The agreement McCarthy presented to Freedom Caucus holdouts and others focuses on rule changes they have been seeking for months. These changes would reduce the power of the Speaker’s Office and give ordinary legislators more leverage in drafting and passing legislation.
At the heart of the looming deal is the reintroduction of a house rule that would allow a single lawmaker to table a motion to “vacate the presidency,” essentially calling for a vote to impeach the speaker. McCarthy had refused to allow a return to the long-standing rule, which former Speaker Nancy Pelosi scrapped because it was held over the head of former Republican Speaker Boehner. But it seems McCarthy had no choice.
Other gains for the holdouts are more unclear and include provisions in the proposed deal to increase the number of available seats on the House Rules Committee, mandating 72 hours for the publication of bills before votes and promising to attempt a constitutional amendment to match the number to limit at the federal level the terms that a person can serve in the House of Representatives and Senate.
What began as a political novelty, when for the first time since 1923 a candidate did not win the gavel on the first ballot, has turned into a bitter Republican Party feud and a potential deepening of the crisis.
Before Friday’s election, New York’s Democratic leader Jeffries had won the most votes in each vote, but also narrowly managed to get a majority. McCarthy finished second and gained no ground.
The pressure on McCarthy has grown with each passing day to somehow find the voices he needs or step aside.

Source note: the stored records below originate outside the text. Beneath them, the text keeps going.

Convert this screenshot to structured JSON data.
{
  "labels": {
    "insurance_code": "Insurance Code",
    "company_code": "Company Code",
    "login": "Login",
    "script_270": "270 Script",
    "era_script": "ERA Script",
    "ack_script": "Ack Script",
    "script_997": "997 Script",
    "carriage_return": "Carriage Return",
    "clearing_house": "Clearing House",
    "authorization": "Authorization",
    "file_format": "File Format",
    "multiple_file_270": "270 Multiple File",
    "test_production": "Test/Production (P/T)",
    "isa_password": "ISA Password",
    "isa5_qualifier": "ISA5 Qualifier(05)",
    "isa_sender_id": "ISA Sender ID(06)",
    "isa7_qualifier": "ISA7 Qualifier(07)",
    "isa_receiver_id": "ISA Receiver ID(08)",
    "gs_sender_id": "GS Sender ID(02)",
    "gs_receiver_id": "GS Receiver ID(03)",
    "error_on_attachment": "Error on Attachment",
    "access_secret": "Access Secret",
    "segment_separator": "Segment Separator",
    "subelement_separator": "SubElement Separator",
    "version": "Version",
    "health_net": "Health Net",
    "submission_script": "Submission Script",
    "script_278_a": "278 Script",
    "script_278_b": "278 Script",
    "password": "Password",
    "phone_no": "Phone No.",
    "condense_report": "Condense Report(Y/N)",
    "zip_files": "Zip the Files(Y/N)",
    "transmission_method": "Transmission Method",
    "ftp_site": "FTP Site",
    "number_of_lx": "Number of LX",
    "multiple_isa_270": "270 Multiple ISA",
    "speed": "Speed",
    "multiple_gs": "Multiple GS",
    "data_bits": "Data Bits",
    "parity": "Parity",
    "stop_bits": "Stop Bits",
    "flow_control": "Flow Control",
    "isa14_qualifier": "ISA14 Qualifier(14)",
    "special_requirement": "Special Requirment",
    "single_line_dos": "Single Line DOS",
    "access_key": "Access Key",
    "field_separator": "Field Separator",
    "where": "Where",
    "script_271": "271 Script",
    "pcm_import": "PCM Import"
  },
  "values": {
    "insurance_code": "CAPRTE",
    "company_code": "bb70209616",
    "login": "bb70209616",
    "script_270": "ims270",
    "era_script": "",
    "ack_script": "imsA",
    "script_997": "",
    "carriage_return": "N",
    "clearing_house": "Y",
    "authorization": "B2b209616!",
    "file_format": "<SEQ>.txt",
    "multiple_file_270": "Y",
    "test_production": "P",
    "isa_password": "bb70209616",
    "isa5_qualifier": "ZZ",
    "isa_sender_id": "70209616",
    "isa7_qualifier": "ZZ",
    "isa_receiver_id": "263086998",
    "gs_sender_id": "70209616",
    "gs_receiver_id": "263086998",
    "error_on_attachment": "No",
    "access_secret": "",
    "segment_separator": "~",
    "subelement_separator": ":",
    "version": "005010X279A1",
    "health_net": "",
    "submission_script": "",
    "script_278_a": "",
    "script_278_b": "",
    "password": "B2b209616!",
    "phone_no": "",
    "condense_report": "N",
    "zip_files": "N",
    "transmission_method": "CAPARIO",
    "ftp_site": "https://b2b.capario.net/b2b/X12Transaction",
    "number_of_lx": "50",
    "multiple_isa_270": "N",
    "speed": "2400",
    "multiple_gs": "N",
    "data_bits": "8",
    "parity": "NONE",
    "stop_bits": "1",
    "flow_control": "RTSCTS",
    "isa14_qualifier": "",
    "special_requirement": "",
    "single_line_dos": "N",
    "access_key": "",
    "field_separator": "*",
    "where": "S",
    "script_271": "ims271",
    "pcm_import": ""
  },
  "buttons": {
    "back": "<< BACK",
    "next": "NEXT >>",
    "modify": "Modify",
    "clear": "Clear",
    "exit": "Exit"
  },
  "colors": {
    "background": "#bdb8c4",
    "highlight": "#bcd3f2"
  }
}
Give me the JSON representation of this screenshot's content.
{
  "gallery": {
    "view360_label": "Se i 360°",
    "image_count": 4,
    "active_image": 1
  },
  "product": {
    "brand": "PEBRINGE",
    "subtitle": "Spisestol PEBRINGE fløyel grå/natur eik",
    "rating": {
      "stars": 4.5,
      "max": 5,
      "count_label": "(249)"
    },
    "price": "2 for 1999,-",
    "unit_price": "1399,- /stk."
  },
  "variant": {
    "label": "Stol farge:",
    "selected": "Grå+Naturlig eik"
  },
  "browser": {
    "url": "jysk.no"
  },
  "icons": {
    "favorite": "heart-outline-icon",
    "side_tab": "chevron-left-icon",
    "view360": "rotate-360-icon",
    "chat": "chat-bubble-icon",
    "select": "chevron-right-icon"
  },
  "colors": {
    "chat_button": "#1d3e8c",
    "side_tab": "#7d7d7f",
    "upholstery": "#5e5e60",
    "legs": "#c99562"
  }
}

With Congress unable to function fully, the new Republican chairmen of the House Foreign Affairs, Armed Services and Intelligence Committees all said national security was at risk and employees risked missing out on paychecks.
The longest battle for the gavel began in late 1855 and lasted over two months, with 133 ballots won during the debates on slavery in the run-up to the Civil War.
AP writers Mary Clare Jalonick and Kevin Freking and video journalists Nathan Ellgren and Mike Pesoli contributed to this report.
https://www.ocregister.com/2023/01/06/mccarthy-close-to-becoming-speaker-in-late-night-vote/ McCarthy on the verge of becoming speaker at nighttime vote – Orange County Register